* [Task description] Work out how many lines of the data hold the string "administration", and reply with that number alone.

───── Material to process ─────

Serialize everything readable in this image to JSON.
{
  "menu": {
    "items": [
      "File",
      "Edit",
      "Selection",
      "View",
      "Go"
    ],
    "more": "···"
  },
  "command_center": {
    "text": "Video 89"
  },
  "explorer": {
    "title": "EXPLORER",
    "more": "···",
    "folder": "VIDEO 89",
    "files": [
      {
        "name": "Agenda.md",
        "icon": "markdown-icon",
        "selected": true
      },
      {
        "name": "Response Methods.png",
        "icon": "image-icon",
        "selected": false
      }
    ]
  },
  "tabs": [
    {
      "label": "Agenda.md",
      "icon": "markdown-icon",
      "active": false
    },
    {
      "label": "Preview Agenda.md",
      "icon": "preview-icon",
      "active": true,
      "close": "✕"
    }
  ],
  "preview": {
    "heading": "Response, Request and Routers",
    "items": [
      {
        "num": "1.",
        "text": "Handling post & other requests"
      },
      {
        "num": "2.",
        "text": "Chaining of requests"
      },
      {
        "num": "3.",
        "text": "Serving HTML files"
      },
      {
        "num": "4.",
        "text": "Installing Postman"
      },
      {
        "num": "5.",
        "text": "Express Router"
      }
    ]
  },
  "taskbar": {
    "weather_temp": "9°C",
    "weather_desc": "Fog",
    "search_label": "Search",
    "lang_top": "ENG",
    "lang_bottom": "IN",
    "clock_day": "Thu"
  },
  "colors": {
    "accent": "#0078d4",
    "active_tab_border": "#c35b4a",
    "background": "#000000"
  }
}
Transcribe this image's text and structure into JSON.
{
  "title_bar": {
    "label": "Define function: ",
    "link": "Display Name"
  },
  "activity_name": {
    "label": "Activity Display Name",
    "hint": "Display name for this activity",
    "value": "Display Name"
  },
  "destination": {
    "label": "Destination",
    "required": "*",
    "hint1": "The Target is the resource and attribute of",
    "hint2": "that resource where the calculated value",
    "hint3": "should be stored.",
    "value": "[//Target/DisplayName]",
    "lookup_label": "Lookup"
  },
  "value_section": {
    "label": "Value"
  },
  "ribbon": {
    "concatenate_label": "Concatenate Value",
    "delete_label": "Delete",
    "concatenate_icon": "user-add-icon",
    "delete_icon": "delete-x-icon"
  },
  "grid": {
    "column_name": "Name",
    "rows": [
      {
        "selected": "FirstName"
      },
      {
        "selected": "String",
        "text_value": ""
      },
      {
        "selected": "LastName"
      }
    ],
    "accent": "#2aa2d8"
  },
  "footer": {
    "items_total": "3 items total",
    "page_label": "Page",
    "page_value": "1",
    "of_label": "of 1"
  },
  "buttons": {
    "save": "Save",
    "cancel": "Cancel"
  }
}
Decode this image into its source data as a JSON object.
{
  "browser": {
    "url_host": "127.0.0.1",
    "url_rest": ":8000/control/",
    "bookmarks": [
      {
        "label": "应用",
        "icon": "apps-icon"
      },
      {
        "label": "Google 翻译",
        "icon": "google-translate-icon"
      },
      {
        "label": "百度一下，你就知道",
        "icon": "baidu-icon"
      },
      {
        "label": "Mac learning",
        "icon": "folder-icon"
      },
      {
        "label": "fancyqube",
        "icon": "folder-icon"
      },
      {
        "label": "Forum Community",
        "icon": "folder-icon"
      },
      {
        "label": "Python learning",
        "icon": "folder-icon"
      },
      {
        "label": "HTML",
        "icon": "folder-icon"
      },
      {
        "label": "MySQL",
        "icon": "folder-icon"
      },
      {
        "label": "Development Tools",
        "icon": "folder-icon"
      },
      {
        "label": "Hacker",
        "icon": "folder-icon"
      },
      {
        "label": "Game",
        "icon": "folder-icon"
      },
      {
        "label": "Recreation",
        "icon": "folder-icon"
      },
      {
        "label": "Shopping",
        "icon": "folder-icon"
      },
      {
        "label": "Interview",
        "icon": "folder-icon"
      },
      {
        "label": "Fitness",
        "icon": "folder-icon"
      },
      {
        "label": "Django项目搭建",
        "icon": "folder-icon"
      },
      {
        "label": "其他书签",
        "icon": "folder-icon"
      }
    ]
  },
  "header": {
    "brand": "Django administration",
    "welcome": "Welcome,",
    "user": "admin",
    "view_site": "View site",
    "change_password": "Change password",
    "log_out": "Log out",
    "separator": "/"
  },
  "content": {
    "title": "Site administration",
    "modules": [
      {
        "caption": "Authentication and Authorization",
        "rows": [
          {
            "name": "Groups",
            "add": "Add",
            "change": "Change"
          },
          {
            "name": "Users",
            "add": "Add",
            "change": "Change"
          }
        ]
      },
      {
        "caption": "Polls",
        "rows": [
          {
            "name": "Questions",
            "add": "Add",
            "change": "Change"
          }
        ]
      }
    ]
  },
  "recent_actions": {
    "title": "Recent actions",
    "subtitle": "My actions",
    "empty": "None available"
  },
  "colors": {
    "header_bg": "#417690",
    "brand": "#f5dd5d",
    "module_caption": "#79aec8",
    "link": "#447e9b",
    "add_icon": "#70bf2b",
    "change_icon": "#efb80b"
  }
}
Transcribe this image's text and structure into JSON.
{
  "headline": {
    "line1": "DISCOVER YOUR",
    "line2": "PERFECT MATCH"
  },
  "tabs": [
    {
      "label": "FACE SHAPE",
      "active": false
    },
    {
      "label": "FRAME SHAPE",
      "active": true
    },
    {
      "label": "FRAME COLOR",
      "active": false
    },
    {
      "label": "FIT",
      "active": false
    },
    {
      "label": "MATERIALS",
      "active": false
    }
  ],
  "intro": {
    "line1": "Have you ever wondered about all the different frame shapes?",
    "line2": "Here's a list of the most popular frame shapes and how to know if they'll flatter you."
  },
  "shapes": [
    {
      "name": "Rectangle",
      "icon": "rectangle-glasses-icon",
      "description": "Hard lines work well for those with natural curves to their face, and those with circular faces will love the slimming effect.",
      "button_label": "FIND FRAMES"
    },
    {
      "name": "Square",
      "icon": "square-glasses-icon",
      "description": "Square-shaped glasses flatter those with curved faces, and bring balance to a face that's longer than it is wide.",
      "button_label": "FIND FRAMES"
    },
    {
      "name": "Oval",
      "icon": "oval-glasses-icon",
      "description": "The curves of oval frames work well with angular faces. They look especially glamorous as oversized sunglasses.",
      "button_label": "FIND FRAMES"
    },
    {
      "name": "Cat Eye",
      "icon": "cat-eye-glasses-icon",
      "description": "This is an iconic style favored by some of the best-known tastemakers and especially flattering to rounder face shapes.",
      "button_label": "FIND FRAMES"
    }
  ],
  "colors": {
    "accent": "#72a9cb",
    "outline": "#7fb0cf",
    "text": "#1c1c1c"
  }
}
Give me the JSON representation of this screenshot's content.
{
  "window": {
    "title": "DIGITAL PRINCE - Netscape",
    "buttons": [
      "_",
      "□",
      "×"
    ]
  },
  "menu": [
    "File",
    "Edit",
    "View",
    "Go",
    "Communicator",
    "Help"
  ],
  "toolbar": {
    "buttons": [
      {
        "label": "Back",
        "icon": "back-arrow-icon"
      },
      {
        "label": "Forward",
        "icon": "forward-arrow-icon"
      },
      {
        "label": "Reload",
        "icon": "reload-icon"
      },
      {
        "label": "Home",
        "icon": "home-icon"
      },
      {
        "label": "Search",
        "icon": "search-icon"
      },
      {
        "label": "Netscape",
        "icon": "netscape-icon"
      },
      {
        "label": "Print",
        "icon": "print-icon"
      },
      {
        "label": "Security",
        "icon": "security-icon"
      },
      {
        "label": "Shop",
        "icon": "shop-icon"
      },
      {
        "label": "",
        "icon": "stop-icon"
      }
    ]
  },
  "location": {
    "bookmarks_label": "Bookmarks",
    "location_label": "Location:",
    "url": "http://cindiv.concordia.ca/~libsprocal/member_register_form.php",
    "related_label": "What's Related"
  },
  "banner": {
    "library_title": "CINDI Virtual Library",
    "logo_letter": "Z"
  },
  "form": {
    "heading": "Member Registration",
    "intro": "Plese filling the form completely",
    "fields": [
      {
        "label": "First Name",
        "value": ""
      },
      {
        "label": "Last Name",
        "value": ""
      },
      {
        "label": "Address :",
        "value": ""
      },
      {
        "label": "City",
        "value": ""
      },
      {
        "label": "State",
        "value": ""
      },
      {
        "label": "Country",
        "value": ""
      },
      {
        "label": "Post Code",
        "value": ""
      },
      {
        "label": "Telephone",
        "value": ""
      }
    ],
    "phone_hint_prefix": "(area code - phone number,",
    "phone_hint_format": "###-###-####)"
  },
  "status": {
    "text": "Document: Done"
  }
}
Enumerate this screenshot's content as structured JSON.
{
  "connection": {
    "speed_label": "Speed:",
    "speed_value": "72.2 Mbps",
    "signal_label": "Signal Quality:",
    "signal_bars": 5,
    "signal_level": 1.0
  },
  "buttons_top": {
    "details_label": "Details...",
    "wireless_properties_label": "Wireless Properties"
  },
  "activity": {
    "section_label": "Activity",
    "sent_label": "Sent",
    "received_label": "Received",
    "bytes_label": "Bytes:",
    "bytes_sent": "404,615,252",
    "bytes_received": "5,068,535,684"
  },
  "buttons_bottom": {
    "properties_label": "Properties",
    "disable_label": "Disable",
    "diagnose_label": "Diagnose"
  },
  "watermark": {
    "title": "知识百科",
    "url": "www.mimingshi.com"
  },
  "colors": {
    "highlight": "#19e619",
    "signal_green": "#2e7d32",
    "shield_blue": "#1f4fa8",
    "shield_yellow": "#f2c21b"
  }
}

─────

* [Written response] 2